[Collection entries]
----
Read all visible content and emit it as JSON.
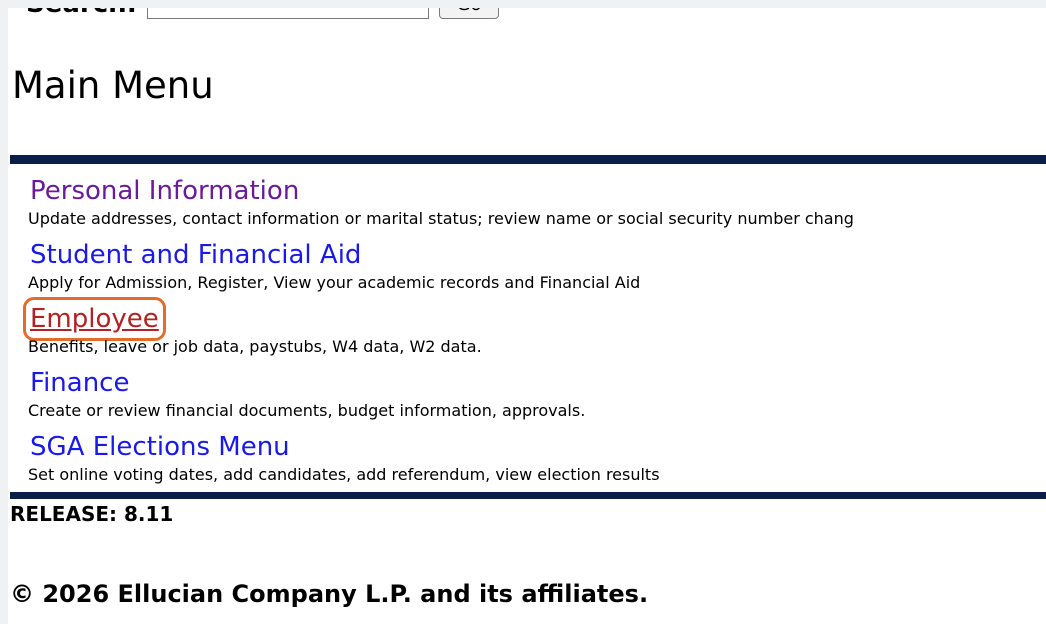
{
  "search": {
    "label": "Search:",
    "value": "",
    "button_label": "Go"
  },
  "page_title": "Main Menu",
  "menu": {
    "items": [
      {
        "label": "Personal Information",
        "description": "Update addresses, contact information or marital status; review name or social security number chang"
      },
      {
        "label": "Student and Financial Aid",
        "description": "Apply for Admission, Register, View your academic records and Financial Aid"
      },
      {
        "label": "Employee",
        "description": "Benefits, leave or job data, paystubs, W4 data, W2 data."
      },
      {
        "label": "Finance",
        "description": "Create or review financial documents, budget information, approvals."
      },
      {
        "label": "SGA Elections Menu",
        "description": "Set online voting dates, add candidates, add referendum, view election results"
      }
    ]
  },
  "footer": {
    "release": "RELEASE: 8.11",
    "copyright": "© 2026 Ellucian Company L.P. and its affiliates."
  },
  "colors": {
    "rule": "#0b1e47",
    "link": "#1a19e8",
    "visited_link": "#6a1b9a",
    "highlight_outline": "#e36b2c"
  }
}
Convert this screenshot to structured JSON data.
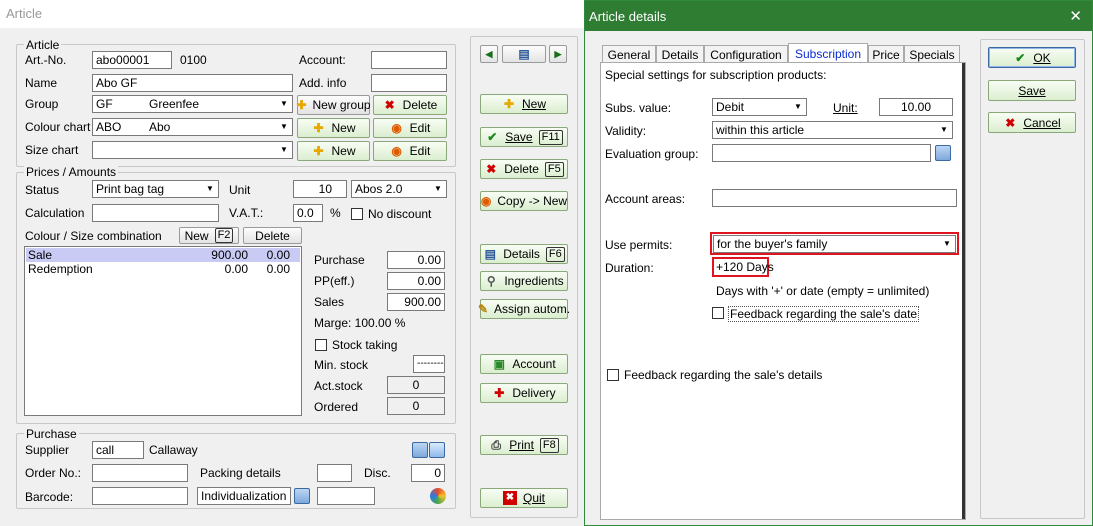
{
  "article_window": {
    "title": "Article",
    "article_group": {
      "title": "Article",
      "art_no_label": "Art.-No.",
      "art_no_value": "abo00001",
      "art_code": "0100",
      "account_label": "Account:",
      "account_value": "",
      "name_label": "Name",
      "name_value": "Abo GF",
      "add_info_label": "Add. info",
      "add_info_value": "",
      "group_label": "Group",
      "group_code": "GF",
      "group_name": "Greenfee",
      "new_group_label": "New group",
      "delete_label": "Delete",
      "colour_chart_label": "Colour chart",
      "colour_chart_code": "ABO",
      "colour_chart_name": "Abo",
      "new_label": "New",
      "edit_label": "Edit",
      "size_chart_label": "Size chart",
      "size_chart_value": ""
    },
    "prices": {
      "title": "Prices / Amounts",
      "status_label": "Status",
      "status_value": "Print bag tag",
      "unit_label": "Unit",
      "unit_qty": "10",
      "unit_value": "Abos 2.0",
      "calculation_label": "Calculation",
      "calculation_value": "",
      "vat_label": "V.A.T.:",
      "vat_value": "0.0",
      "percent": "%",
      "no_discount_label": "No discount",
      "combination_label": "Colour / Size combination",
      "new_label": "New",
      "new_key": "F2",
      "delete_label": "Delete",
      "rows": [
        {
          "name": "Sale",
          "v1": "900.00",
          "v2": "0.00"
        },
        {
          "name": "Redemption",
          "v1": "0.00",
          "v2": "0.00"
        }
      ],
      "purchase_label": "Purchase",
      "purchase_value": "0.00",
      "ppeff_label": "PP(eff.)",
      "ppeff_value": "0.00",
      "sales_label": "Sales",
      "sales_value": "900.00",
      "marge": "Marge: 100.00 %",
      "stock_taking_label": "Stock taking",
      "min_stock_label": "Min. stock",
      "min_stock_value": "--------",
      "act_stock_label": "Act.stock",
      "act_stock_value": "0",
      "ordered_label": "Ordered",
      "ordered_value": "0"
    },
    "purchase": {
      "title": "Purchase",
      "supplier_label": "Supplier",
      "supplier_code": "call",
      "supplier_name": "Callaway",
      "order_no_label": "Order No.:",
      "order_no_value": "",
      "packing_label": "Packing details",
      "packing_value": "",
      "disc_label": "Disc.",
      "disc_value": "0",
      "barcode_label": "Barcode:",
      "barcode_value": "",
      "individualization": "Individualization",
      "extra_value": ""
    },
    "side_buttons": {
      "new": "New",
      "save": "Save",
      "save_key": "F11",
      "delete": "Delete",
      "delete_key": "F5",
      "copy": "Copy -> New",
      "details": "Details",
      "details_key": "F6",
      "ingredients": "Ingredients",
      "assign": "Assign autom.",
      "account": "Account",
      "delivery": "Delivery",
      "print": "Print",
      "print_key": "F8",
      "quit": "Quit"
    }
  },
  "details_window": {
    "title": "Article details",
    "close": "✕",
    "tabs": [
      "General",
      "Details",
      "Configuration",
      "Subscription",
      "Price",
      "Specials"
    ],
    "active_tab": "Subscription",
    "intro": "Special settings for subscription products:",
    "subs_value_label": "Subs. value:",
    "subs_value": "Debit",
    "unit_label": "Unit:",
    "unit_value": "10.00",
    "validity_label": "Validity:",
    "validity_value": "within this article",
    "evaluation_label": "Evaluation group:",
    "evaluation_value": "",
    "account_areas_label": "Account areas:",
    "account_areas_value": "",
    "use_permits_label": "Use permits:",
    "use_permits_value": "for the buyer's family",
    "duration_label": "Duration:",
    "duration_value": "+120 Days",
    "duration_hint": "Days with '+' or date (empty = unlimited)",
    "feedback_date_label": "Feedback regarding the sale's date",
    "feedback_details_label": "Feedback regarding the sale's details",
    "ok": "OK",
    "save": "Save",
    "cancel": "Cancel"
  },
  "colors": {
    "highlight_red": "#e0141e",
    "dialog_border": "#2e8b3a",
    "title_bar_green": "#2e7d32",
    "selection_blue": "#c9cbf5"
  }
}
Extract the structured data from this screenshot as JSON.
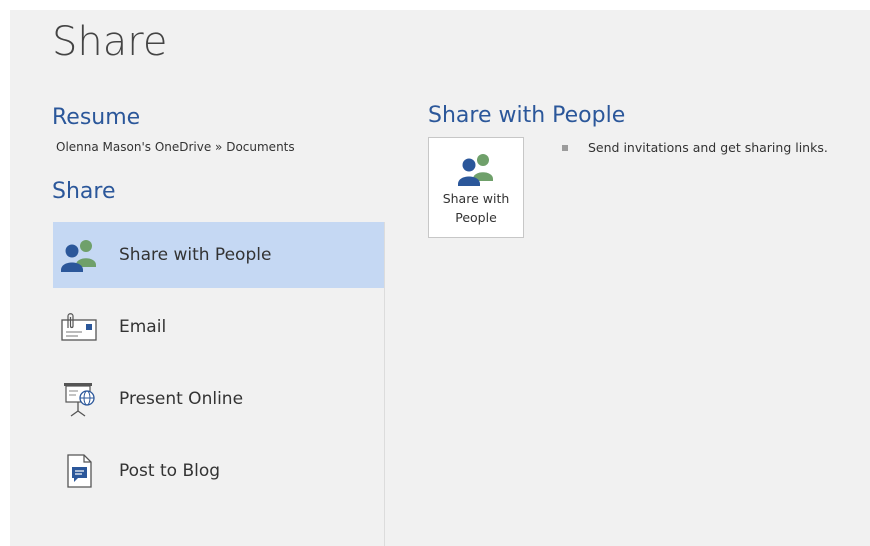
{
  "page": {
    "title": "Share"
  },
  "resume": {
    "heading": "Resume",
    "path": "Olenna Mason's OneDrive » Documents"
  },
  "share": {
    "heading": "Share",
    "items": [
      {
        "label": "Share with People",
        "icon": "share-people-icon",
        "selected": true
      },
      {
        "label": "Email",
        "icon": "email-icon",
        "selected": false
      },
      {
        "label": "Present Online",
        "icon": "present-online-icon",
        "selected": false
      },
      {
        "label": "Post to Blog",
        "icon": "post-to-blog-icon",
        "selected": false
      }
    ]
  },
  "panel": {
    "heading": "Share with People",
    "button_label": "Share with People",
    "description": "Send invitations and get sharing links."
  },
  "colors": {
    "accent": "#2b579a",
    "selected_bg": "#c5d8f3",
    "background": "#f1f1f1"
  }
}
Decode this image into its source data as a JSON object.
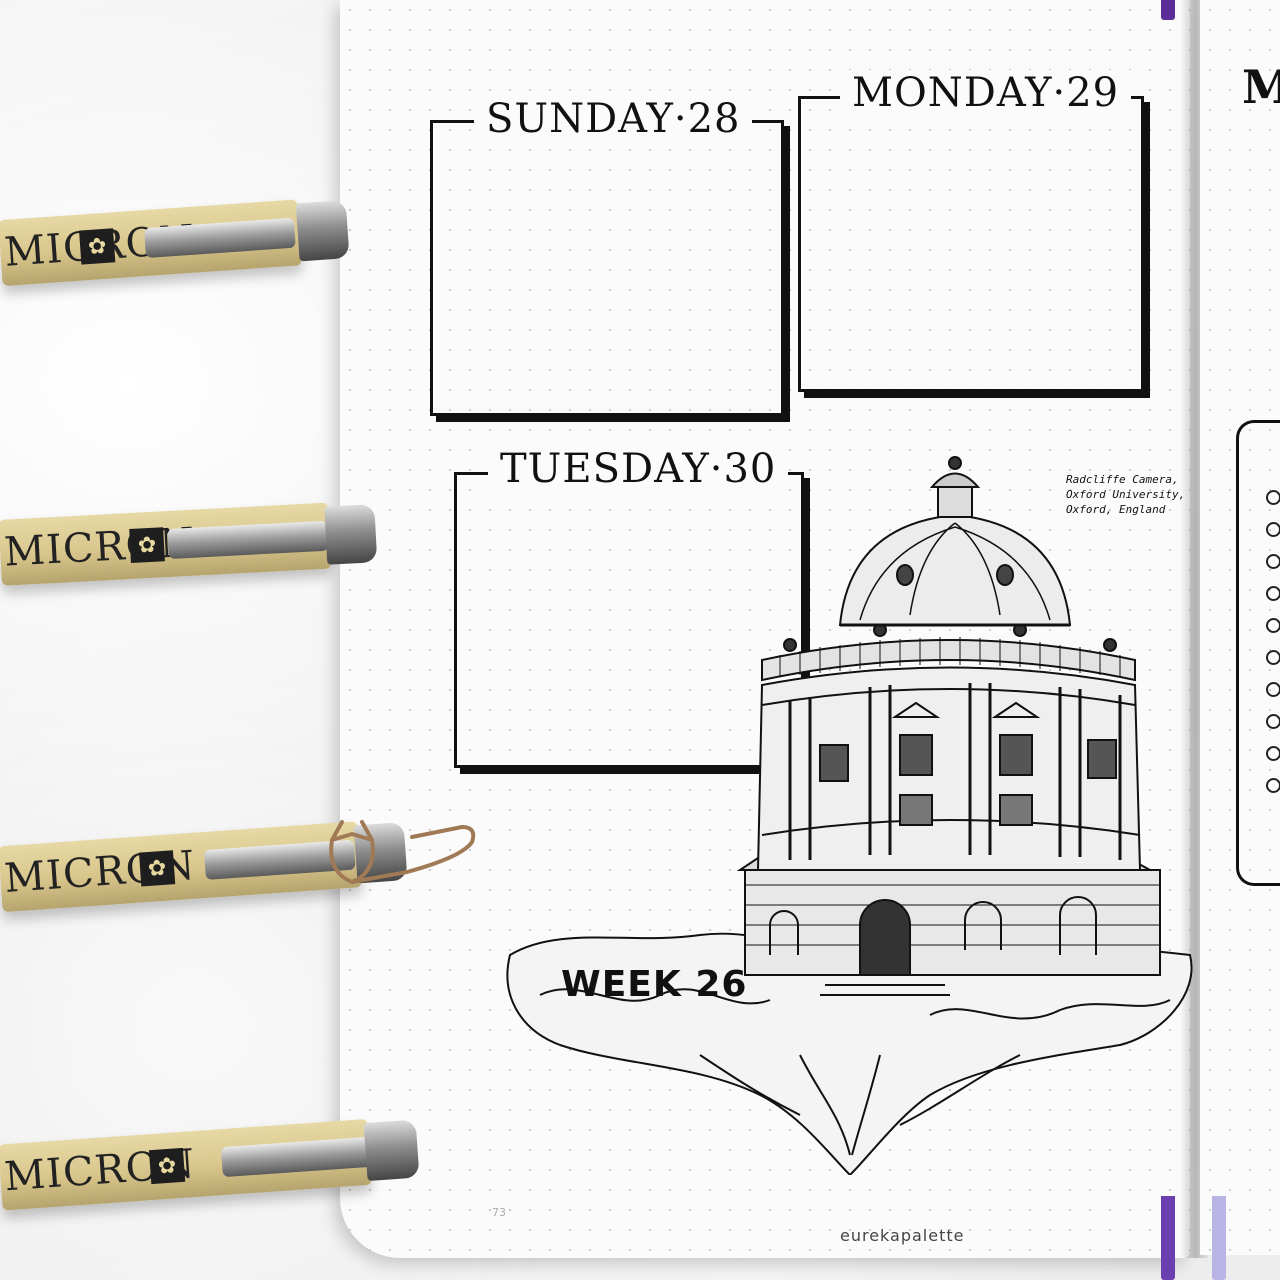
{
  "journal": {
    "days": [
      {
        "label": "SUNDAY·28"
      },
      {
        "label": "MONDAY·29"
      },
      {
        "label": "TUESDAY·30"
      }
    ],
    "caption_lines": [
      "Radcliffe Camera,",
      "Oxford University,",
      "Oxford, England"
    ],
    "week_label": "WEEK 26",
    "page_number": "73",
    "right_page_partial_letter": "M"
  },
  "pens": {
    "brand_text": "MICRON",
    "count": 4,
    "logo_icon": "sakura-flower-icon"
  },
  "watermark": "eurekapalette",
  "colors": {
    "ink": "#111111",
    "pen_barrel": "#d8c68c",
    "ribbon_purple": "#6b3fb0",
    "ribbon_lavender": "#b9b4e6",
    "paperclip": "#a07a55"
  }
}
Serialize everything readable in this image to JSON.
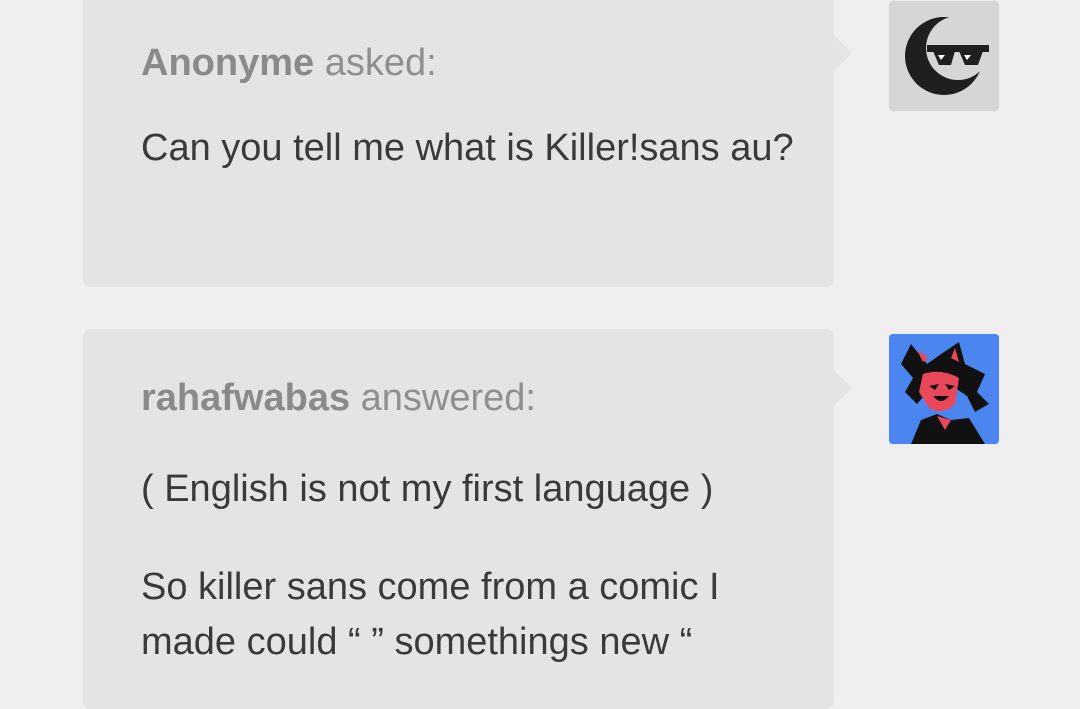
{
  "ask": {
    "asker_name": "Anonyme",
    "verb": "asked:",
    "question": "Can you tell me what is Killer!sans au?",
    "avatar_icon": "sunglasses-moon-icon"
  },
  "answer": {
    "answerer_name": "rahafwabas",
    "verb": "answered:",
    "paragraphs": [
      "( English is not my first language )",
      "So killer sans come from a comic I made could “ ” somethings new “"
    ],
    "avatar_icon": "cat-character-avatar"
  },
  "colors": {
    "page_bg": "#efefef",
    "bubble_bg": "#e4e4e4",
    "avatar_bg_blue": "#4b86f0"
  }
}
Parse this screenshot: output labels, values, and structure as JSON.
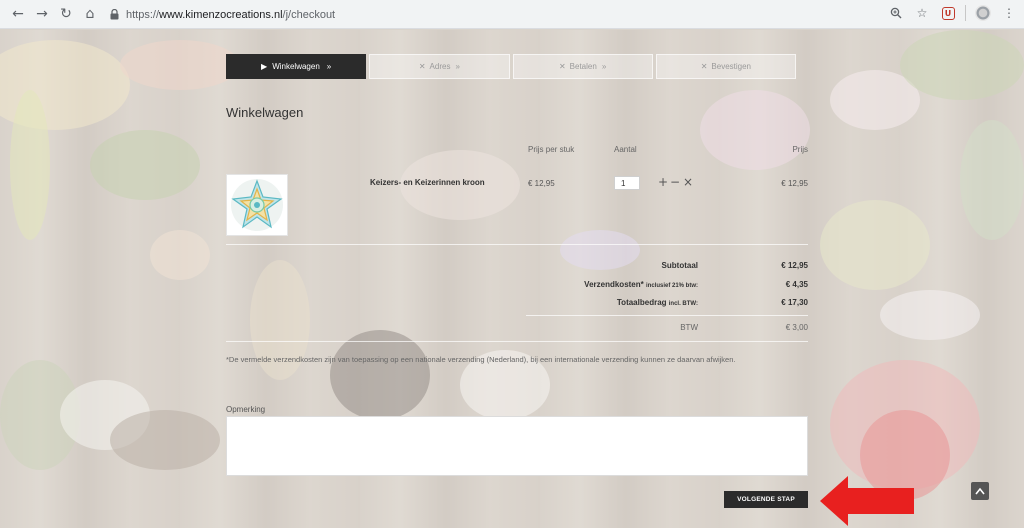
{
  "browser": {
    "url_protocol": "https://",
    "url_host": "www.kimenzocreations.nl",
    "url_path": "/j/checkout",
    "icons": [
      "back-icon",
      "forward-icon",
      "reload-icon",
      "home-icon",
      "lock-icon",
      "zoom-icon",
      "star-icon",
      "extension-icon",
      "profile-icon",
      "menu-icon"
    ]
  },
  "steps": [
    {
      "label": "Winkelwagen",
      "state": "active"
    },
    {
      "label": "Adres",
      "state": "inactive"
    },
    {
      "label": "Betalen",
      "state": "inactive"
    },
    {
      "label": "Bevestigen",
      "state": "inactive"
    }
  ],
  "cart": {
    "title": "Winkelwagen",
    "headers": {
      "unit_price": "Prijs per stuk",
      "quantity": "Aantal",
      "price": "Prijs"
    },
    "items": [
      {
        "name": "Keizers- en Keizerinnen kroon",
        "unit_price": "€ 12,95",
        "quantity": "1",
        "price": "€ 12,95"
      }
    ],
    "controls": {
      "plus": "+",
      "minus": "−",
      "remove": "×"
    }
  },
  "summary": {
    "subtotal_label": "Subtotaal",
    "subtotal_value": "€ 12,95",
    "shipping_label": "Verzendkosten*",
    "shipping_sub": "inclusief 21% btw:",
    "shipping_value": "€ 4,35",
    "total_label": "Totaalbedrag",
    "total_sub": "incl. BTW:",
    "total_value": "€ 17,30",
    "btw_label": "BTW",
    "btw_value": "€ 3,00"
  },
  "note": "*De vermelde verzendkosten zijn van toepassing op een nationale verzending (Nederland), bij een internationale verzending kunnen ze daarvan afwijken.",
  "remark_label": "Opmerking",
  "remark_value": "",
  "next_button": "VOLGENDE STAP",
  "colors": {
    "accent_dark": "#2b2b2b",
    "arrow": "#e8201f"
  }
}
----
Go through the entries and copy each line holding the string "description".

        "description": "Update addresses, contact information or marital status; review name or social security number chang"
        "description": "Apply for Admission, Register, View your academic records and Financial Aid"
        "description": "Benefits, leave or job data, paystubs, W4 data, W2 data."
        "description": "Create or review financial documents, budget information, approvals."
        "description": "Set online voting dates, add candidates, add referendum, view election results"
    "description": "Send invitations and get sharing links."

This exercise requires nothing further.